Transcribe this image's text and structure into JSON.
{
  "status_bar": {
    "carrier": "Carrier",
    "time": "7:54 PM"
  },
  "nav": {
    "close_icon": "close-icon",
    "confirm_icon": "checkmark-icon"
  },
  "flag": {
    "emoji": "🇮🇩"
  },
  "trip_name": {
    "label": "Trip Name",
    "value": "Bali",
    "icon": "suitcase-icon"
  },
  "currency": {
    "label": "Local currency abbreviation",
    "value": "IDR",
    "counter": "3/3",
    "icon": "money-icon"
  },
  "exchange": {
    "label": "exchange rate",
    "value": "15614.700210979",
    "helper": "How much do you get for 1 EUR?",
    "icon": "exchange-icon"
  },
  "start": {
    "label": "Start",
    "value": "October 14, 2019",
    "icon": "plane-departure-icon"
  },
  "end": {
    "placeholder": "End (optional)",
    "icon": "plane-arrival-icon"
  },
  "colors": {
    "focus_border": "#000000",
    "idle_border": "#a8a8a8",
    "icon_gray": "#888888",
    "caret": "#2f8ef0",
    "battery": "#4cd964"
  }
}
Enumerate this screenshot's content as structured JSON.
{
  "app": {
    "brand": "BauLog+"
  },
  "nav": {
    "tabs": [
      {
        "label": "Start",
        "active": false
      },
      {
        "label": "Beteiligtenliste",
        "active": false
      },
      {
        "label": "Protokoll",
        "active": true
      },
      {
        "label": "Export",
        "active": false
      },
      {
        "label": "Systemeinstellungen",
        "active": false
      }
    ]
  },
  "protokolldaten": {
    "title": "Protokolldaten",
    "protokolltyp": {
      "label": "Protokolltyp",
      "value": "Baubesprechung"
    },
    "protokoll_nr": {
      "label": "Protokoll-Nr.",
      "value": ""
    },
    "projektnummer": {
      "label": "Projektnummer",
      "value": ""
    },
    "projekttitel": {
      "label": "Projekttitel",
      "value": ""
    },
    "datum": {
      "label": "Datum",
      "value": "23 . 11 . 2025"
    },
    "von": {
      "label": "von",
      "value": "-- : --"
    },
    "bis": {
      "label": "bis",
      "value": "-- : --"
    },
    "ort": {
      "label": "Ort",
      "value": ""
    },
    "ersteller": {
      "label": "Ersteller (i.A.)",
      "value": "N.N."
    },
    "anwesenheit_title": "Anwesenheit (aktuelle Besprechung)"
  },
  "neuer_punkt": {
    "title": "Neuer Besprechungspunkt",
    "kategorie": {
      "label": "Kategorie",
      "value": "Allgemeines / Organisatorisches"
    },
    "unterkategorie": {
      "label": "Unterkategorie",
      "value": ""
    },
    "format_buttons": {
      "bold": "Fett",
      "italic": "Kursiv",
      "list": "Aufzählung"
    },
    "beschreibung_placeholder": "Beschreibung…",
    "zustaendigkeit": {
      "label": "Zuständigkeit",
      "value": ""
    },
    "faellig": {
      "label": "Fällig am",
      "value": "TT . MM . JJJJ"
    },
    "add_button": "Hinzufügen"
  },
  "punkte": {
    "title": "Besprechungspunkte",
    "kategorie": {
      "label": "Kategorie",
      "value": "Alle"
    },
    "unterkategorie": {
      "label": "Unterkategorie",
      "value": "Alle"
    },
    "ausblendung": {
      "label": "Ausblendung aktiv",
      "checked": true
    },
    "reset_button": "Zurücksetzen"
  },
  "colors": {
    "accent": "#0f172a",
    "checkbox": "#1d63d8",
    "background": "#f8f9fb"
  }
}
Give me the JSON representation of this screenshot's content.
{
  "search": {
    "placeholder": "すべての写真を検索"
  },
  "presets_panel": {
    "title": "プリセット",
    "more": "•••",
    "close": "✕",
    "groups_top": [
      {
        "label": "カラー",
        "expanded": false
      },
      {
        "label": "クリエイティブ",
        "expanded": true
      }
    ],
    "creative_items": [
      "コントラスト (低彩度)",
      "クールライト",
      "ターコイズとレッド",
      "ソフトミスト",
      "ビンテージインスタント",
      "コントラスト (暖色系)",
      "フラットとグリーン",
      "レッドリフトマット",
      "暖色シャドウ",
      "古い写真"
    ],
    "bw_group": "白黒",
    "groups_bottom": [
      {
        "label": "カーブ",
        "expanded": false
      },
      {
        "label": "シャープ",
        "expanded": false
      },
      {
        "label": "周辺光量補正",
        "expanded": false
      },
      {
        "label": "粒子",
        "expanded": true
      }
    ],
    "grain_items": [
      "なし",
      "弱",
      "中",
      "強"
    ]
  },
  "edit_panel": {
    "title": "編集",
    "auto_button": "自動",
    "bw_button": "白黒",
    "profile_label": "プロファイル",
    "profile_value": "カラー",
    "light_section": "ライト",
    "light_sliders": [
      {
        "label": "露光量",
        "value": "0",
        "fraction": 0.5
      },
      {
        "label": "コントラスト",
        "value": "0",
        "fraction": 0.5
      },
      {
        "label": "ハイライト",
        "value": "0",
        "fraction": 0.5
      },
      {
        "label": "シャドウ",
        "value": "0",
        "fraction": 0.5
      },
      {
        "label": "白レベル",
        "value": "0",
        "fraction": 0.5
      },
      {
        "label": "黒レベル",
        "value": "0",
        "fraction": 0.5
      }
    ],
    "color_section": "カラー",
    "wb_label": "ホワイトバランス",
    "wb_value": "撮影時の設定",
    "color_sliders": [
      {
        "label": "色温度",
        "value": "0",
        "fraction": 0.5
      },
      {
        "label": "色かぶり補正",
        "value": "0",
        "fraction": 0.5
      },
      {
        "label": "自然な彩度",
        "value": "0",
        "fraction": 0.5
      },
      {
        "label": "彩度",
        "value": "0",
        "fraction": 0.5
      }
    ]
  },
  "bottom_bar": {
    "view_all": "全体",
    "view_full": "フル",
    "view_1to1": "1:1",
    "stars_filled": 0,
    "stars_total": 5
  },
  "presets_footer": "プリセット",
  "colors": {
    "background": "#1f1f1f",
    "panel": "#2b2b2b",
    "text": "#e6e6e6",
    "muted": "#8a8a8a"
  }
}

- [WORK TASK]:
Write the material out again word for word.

- [PROBLEM SOLUTION]:
Transcribe this image's text and structure into JSON.
{
  "status_bar": {
    "carrier": "Carrier",
    "time": "7:54 PM"
  },
  "nav": {
    "close_icon": "close-icon",
    "confirm_icon": "checkmark-icon"
  },
  "flag": {
    "emoji": "🇮🇩"
  },
  "trip_name": {
    "label": "Trip Name",
    "value": "Bali",
    "icon": "suitcase-icon"
  },
  "currency": {
    "label": "Local currency abbreviation",
    "value": "IDR",
    "counter": "3/3",
    "icon": "money-icon"
  },
  "exchange": {
    "label": "exchange rate",
    "value": "15614.700210979",
    "helper": "How much do you get for 1 EUR?",
    "icon": "exchange-icon"
  },
  "start": {
    "label": "Start",
    "value": "October 14, 2019",
    "icon": "plane-departure-icon"
  },
  "end": {
    "placeholder": "End (optional)",
    "icon": "plane-arrival-icon"
  },
  "colors": {
    "focus_border": "#000000",
    "idle_border": "#a8a8a8",
    "icon_gray": "#888888",
    "caret": "#2f8ef0",
    "battery": "#4cd964"
  }
}
Enumerate this screenshot's content as structured JSON.
{
  "app": {
    "brand": "BauLog+"
  },
  "nav": {
    "tabs": [
      {
        "label": "Start",
        "active": false
      },
      {
        "label": "Beteiligtenliste",
        "active": false
      },
      {
        "label": "Protokoll",
        "active": true
      },
      {
        "label": "Export",
        "active": false
      },
      {
        "label": "Systemeinstellungen",
        "active": false
      }
    ]
  },
  "protokolldaten": {
    "title": "Protokolldaten",
    "protokolltyp": {
      "label": "Protokolltyp",
      "value": "Baubesprechung"
    },
    "protokoll_nr": {
      "label": "Protokoll-Nr.",
      "value": ""
    },
    "projektnummer": {
      "label": "Projektnummer",
      "value": ""
    },
    "projekttitel": {
      "label": "Projekttitel",
      "value": ""
    },
    "datum": {
      "label": "Datum",
      "value": "23 . 11 . 2025"
    },
    "von": {
      "label": "von",
      "value": "-- : --"
    },
    "bis": {
      "label": "bis",
      "value": "-- : --"
    },
    "ort": {
      "label": "Ort",
      "value": ""
    },
    "ersteller": {
      "label": "Ersteller (i.A.)",
      "value": "N.N."
    },
    "anwesenheit_title": "Anwesenheit (aktuelle Besprechung)"
  },
  "neuer_punkt": {
    "title": "Neuer Besprechungspunkt",
    "kategorie": {
      "label": "Kategorie",
      "value": "Allgemeines / Organisatorisches"
    },
    "unterkategorie": {
      "label": "Unterkategorie",
      "value": ""
    },
    "format_buttons": {
      "bold": "Fett",
      "italic": "Kursiv",
      "list": "Aufzählung"
    },
    "beschreibung_placeholder": "Beschreibung…",
    "zustaendigkeit": {
      "label": "Zuständigkeit",
      "value": ""
    },
    "faellig": {
      "label": "Fällig am",
      "value": "TT . MM . JJJJ"
    },
    "add_button": "Hinzufügen"
  },
  "punkte": {
    "title": "Besprechungspunkte",
    "kategorie": {
      "label": "Kategorie",
      "value": "Alle"
    },
    "unterkategorie": {
      "label": "Unterkategorie",
      "value": "Alle"
    },
    "ausblendung": {
      "label": "Ausblendung aktiv",
      "checked": true
    },
    "reset_button": "Zurücksetzen"
  },
  "colors": {
    "accent": "#0f172a",
    "checkbox": "#1d63d8",
    "background": "#f8f9fb"
  }
}
Give me the JSON representation of this screenshot's content.
{
  "search": {
    "placeholder": "すべての写真を検索"
  },
  "presets_panel": {
    "title": "プリセット",
    "more": "•••",
    "close": "✕",
    "groups_top": [
      {
        "label": "カラー",
        "expanded": false
      },
      {
        "label": "クリエイティブ",
        "expanded": true
      }
    ],
    "creative_items": [
      "コントラスト (低彩度)",
      "クールライト",
      "ターコイズとレッド",
      "ソフトミスト",
      "ビンテージインスタント",
      "コントラスト (暖色系)",
      "フラットとグリーン",
      "レッドリフトマット",
      "暖色シャドウ",
      "古い写真"
    ],
    "bw_group": "白黒",
    "groups_bottom": [
      {
        "label": "カーブ",
        "expanded": false
      },
      {
        "label": "シャープ",
        "expanded": false
      },
      {
        "label": "周辺光量補正",
        "expanded": false
      },
      {
        "label": "粒子",
        "expanded": true
      }
    ],
    "grain_items": [
      "なし",
      "弱",
      "中",
      "強"
    ]
  },
  "edit_panel": {
    "title": "編集",
    "auto_button": "自動",
    "bw_button": "白黒",
    "profile_label": "プロファイル",
    "profile_value": "カラー",
    "light_section": "ライト",
    "light_sliders": [
      {
        "label": "露光量",
        "value": "0",
        "fraction": 0.5
      },
      {
        "label": "コントラスト",
        "value": "0",
        "fraction": 0.5
      },
      {
        "label": "ハイライト",
        "value": "0",
        "fraction": 0.5
      },
      {
        "label": "シャドウ",
        "value": "0",
        "fraction": 0.5
      },
      {
        "label": "白レベル",
        "value": "0",
        "fraction": 0.5
      },
      {
        "label": "黒レベル",
        "value": "0",
        "fraction": 0.5
      }
    ],
    "color_section": "カラー",
    "wb_label": "ホワイトバランス",
    "wb_value": "撮影時の設定",
    "color_sliders": [
      {
        "label": "色温度",
        "value": "0",
        "fraction": 0.5
      },
      {
        "label": "色かぶり補正",
        "value": "0",
        "fraction": 0.5
      },
      {
        "label": "自然な彩度",
        "value": "0",
        "fraction": 0.5
      },
      {
        "label": "彩度",
        "value": "0",
        "fraction": 0.5
      }
    ]
  },
  "bottom_bar": {
    "view_all": "全体",
    "view_full": "フル",
    "view_1to1": "1:1",
    "stars_filled": 0,
    "stars_total": 5
  },
  "presets_footer": "プリセット",
  "colors": {
    "background": "#1f1f1f",
    "panel": "#2b2b2b",
    "text": "#e6e6e6",
    "muted": "#8a8a8a"
  }
}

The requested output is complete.